  abstract = {Recent research has explored using Datalog-based languages to
  express a distributed system as a set of logical invariants. Two properties
  of distributed systems proved difficult to model in Datalog. First, the state
  of any such system evolves with its execution. Second, deductions in these
  systems may be arbitrarily delayed, dropped, or reordered by the unreliable
  network links they must traverse. Previous efforts addressed the former by
  extending Datalog to include updates, key constraints, persistence and
  events, and the latter by assuming ordered and reliable delivery while
  ignoring delay. These details have a semantics outside Datalog, which
  increases the complexity of the language or its interpretation, and forces
  programmers to think operationally. We argue that the missing component from
  these previous languages is a notion of time.

  In this paper we present Dedalus, a foundation language for programming and
  reasoning about distributed systems. Dedalus reduces to a subset of Datalog
  with negation, aggregate functions, successor and choice, and admits an

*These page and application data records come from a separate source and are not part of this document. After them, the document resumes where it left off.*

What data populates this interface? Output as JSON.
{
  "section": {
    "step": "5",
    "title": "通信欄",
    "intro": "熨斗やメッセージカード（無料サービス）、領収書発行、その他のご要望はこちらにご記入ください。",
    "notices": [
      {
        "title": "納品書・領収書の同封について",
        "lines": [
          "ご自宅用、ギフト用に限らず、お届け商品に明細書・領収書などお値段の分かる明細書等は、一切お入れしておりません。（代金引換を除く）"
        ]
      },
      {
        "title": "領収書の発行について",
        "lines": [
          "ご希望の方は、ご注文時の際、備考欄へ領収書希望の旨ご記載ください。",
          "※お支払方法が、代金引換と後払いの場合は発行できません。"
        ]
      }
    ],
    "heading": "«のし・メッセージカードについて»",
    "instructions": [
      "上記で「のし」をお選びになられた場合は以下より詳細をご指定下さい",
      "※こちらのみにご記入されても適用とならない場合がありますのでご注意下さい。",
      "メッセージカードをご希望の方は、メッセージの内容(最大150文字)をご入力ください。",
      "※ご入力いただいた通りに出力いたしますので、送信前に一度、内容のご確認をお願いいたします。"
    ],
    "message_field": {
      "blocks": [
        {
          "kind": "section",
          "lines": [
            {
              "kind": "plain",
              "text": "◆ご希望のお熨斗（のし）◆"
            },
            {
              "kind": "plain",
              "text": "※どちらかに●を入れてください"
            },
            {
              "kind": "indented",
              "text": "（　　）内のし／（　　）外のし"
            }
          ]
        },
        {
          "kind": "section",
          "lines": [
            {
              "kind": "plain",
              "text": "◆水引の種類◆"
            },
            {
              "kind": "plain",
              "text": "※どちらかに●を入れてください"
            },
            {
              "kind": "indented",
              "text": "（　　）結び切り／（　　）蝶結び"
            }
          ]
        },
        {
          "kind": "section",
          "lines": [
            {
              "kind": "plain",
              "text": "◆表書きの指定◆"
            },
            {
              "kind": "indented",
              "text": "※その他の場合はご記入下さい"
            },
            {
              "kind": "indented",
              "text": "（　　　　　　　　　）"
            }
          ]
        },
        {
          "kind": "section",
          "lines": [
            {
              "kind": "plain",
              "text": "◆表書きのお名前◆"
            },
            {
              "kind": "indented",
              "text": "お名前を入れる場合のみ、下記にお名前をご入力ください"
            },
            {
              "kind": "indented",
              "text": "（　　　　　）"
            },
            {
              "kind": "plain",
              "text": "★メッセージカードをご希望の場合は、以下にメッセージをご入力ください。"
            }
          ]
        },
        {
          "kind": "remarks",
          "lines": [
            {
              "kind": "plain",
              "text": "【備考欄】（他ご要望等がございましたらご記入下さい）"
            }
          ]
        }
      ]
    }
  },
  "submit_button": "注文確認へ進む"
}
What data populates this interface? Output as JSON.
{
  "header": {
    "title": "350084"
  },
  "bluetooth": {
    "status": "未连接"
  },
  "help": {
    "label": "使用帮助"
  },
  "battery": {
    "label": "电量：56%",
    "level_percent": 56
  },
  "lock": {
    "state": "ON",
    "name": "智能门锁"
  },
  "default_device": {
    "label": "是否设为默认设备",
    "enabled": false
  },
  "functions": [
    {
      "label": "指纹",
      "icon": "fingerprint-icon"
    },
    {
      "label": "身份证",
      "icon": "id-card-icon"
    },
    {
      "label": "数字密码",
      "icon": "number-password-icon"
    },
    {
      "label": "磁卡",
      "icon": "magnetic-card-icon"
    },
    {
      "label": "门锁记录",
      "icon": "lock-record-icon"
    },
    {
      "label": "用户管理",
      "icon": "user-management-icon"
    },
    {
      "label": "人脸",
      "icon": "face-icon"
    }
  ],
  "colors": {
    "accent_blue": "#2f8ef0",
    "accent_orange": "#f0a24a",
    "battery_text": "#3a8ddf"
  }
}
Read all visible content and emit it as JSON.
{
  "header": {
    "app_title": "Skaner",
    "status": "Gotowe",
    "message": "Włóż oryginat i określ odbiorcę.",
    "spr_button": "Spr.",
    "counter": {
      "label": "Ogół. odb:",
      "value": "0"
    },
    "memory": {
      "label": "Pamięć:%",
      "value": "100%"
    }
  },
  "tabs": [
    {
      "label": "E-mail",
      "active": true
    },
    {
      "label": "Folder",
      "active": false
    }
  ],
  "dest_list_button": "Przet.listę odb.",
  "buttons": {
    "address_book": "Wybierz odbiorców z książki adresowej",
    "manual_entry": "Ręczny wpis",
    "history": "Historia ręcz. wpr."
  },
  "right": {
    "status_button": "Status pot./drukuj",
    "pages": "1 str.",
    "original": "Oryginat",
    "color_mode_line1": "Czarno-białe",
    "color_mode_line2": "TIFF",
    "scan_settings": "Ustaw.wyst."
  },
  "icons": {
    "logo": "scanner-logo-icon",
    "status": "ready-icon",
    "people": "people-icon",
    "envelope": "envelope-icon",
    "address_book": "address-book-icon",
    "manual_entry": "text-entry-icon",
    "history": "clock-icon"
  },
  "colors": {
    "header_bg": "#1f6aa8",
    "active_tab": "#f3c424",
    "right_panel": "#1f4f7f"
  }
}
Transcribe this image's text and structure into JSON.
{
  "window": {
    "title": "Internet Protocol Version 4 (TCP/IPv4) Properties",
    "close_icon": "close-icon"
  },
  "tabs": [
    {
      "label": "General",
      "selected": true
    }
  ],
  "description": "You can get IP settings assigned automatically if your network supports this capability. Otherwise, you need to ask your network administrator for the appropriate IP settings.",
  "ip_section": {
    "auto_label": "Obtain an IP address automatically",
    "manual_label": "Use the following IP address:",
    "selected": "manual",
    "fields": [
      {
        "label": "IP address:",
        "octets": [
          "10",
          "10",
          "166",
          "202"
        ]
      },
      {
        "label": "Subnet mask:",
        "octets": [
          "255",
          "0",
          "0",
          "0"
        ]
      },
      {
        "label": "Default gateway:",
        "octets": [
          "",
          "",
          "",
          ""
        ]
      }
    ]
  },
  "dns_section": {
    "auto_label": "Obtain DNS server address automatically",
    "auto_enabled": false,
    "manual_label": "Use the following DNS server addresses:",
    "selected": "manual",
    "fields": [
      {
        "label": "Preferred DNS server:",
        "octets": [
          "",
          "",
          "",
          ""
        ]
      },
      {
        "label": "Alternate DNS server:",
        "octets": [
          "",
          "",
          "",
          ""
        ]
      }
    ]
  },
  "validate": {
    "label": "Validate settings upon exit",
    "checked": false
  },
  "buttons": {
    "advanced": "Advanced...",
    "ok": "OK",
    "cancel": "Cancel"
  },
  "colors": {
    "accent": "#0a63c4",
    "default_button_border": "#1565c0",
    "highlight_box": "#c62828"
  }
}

  explicit representation of time into the logic language. We show that Dedalus
  provides a declarative foundation for the two signature features of
  distributed systems: mutable state, and asynchronous processing and
  communication. Given these two features, we address three important
  properties of programs in a domain-specific manner: a notion of safety
  appropriate to non-terminating computations, stratified monotonic reasoning
  with negation over time, and efficient evaluation over time via a simple
  execution strategy. We also provide conservative syntactic checks for our
  temporal notions of safety and stratification. Our experience implementing
  full-featured systems in variants of Datalog suggests that Dedalus is
  well-suited to the specification of rich distributed services and protocols,
  and provides both cleaner semantics and richer tests of correctness.}
}

@inproceedings{lbtrust,
  title = {{Declarative Reconfigurable Trust Management}},
  author = {William R. Marczak and David Zook and Wenchao Zhou and Molham Aref
  and Boon Thau Loo},
  year = {2009},
  booktitle = {Conference on Innovative Data Systems Research (CIDR)},
  month = {January},
  abstract = {In recent years, there has been a proliferation of declarative
  logic-based trust management languages and systems proposed to ease the
  description, configuration, and enforcement of security policies. These
  systems have different tradeoffs in expressiveness and complexity, depending
  on the security constructs (e.g. authentication, delegation, secrecy, etc.)
  that are supported, and the assumed trust level and scale of the execution
  environment. In this paper, we present LBTrust, a unified declarative system
  for reconfigurable trust management, where various security constructs can be
  customized and composed in a declarative fashion. We present an initial
  proof-of-concept implementation of LBTrust using LogicBlox, an emerging
  commercial Datalog-based platform for enterprise software systems. The
  LogicBlox language enhances Datalog in a variety of ways, including
  constraints and meta-programming, as well as support for programmer-defined
  constraints on the meta-model itself -- meta-constraints -- which act to
  restrict the set of allowable programs. LBTrust utilizes LogicBlox's
  meta-programming and meta-constraints to enable customizable cryptographic,
  partitioning and distribution strategies based on the execution environment.
  We present use cases of LBTrust based on three trust management systems
  (Binder, D1LP, and Secure Network Datalog), and provide a preliminary
  evaluation of a Binder-based trust management system.}
}